Cape Cornwall is located in Cornwall
Cape Cornwall
Cape Cornwall
Location within Cornwall
OS grid referenceSW371315
Unitary authority
Ceremonial county
Sovereign stateUnited Kingdom
Postcode districtTR19 7
Dialling code01736
PoliceDevon and Cornwall
AmbulanceSouth Western
EU ParliamentSouth West England
UK Parliament
List of places
50°07′37″N 5°42′22″W / 50.127°N 5.706°W / 50.127; -5.706Coordinates: 50°07′37″N 5°42′22″W / 50.127°N 5.706°W / 50.127; -5.706

Cape Cornwall (Cornish: Kilgoodh Ust, meaning "goose back of St Just") is a small headland in West Cornwall, UK. It is four miles north of Land's End near the town of St Just.[1] A cape is the point of land where two bodies of water meet. Until the first Ordnance Survey, 200 years ago, Cape Cornwall was believed to be the most westerly point in Cornwall.[2]

Most of the headland is owned by the National Trust. National Coastwatch has a look-out on the seaward side. The only tourist infrastructure at present is a car park (owned by the National Trust) and nice public toilets, and a refreshments counter during the summer.

The Brisons, two offshore rocks, are located approximately one mile southwest of Cape Cornwall.

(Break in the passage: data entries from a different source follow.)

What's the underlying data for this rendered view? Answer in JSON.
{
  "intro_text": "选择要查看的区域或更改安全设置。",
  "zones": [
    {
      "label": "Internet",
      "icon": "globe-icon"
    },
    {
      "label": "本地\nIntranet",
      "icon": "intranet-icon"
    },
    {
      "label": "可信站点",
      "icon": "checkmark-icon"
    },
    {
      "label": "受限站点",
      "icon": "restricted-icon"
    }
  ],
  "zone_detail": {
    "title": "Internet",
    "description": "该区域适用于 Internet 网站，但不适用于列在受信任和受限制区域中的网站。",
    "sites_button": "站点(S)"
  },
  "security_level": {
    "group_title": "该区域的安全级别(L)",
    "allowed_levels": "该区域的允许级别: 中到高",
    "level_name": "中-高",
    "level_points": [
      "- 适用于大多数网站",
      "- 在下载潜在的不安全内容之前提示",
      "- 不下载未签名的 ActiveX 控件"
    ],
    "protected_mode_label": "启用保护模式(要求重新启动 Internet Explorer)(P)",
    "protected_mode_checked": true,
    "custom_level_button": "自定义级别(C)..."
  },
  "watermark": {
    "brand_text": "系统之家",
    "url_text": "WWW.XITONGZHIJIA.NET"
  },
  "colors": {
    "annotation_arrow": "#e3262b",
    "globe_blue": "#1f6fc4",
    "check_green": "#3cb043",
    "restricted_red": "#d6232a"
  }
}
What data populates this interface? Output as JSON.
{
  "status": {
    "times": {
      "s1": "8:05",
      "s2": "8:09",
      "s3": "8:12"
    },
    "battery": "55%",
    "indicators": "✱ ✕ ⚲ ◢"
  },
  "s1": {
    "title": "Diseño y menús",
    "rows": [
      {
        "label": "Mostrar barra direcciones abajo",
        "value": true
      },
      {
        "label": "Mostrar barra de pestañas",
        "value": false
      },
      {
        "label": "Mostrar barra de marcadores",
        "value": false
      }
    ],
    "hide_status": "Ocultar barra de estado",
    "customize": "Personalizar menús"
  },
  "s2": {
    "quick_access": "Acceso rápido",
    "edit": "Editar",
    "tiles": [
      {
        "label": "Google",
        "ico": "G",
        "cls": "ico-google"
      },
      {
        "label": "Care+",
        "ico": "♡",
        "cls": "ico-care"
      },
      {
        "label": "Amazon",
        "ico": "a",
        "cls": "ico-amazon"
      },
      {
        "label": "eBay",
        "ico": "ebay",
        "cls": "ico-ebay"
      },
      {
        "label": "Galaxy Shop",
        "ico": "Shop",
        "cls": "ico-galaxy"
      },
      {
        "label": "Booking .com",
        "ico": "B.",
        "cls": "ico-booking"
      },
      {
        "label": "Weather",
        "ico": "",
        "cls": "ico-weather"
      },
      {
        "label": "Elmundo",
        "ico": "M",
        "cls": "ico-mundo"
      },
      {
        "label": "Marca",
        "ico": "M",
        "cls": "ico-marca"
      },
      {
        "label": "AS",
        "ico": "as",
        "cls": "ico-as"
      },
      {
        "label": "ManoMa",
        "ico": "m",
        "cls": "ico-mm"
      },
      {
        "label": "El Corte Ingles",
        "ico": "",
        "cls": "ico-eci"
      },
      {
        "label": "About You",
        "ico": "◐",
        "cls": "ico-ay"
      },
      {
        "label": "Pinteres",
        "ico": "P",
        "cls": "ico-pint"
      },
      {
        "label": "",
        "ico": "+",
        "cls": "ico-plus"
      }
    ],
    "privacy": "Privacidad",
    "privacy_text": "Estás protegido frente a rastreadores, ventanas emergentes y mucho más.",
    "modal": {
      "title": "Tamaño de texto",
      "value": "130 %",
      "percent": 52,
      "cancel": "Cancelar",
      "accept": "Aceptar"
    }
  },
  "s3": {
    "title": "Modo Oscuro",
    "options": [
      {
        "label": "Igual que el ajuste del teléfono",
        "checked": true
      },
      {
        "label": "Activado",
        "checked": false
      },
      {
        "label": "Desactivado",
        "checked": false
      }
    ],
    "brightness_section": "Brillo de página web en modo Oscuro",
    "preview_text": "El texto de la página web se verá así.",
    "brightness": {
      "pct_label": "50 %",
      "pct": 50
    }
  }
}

They mark the starting line of the annual swimming race ending at Priest Cove.[1][2]

One mile from the Cape is the westernmost school on the British mainland, Cape Cornwall School. This is Cornwall's smallest secondary school with (as of January 2008) about 450 young people aged 11 to 16. Commonly known as "Cape", it is Cornwall's only school that specialises in art, photography and music. Most of its pupils come from the town of St Just in Penwith and the nearby villages of Pendeen, Sennen, St Buryan, and St Levan, but more than 10% travel to the school from Penzance and further east.


The name Cape Cornwall appeared first on a maritime chart around the year 1600. The original Cornish name, Kilgodh Ust, has fallen out of use. In English it translates to "goose-back at St Just", a reference to the shape of the cape.[3] An alternative name, Pen Kernow, is a recent translation back to Cornish of the English.

Early history[edit]

Heinz Monument (the 1864 chimney of the former Cape Cornwall Mine visible in the centre) commemorates the purchase of Cape Cornwall for the nation by H. J. Heinz Company. The ruins of St. Helens Oratory can be seen in the left, with the two offshore rocks called The Brisons in the distance.

Pottery found in cists on the Cape have been dated to the Late Bronze Age. The presence of another cliff castle nearby (Kenidjack) may indicate that the area was important in the Iron Age. On the landward side of the Cape is the remains of the medieval St Helen’s Oratory, which replaced a 6th-century church. A font now installed in the porch of St Just church may be from this building.[2]

19th century to present[edit]

Cape Cornwall Mine, a tin mine on the cape, was operated intermittently between 1838 and 1883. The mine's 1864 chimney near the peak of the cape was retained as an aid to navigation. In the early 20th century the former ore dressing floors were for a time converted for use as greenhouses and wineries.

In 1987 the mine site was purchased by the H. J. Heinz Company of the United States (and British plants) and donated to the nation. The remains of Cape Cornwall Mine are designated as part of the Cornwall and West Devon Mining Landscape, a UNESCO World Heritage Site.


  1. ^ a b Ordnance Survey: Landranger map sheet 203 Land's End ISBN 978-0-319-23148-7
  2. ^ a b c Joseph P. 2006. Cape Cornwall Mine. British Mining No 79. Northern Mine Research Society. Sheffield. p.111. ISBN 978-0-901450-60-9.
  3. ^ Weatherhill C. (2007) Cornish Place Names and Language. Ammanford: Sigma Press.

External links[edit]